Atomic Layer Etching - Chemistry
One method to approach atomic scale precision is by optimizing the plasma chemistry. As in well studied processes such as the wet etching of silicon oxide by dilute hydrofluoric acid (dHF), the idea is to optimize the fluxes of species participating in the etching process of material A while no reacton takes place with Material B.
The most studied system for plasma etch may be selective silicon oxide etching. Typically mixtures of flurocarbon (FC) gases with Argon are employed, where the Ar ions provide a basic mean to sputter away the oxide material, whereas the FC gas is optimized to passivate surfaces. This is schematically shown here:
Schematic picture of selective oxide etch process
The FC gas produces a plasma deposit on the exposed surfaces, which is able to reduce the sputter rate provided by the Ar bombardment. In case of an oxide substrate however, O from the surface reacts with the plasma-deposited FC layer by formation of COF2, thinning the FC layer substantialy and allowing a higher sputter rate at given ion energy. As seen in the schematic picture, in theory a process of "infinite selectivity" can be obtained in such fashion.
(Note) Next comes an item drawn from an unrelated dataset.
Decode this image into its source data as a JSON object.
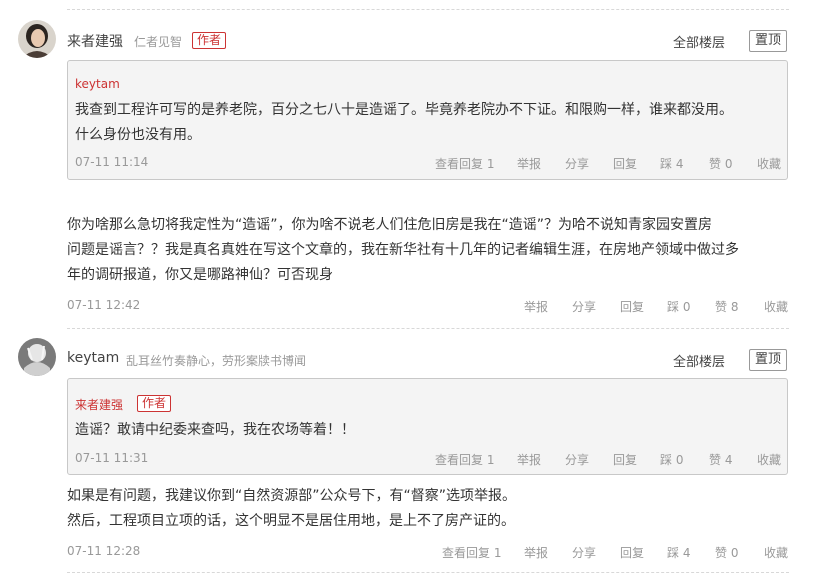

Patterning issues like etch stop have lead to operation of oxide etch processes in the "selective etch" window as suggested above. However, by redesign of the FC precursor, species fluxes can be optimized. A result of this is shown here:
Due to redesign of the FC molecule, a much more selective process could be obtained by optimization of the FC species. A selectivity increase from about 15 to about 60 was achieved by an optimized process.
Another process that is of critical importance in semiconductor processing is polysilicon etching stopping on thin silicon oxide. In a similar fashion, by optimizing the fluxes of the species participating in the etch process, a highly selective process was found:
Optimization of the process pressure, RF and bias power as well as HBr and O2 fluxes resulted in the ability to pattern 100nm tall gates with straight profile while landing on a 4A thin oxide.
Another process that has gained much attention lately is the Spacer etch. Here, a Silicon Nitride material is etched selective to Silicon as well as silicon oxide. By redesigning the FC gas for nitride etch, optimizing the plasma parameters, a highly selective process was developed:
in this example, stopping within a few monolayers of Si was observed, as shown in the Figure.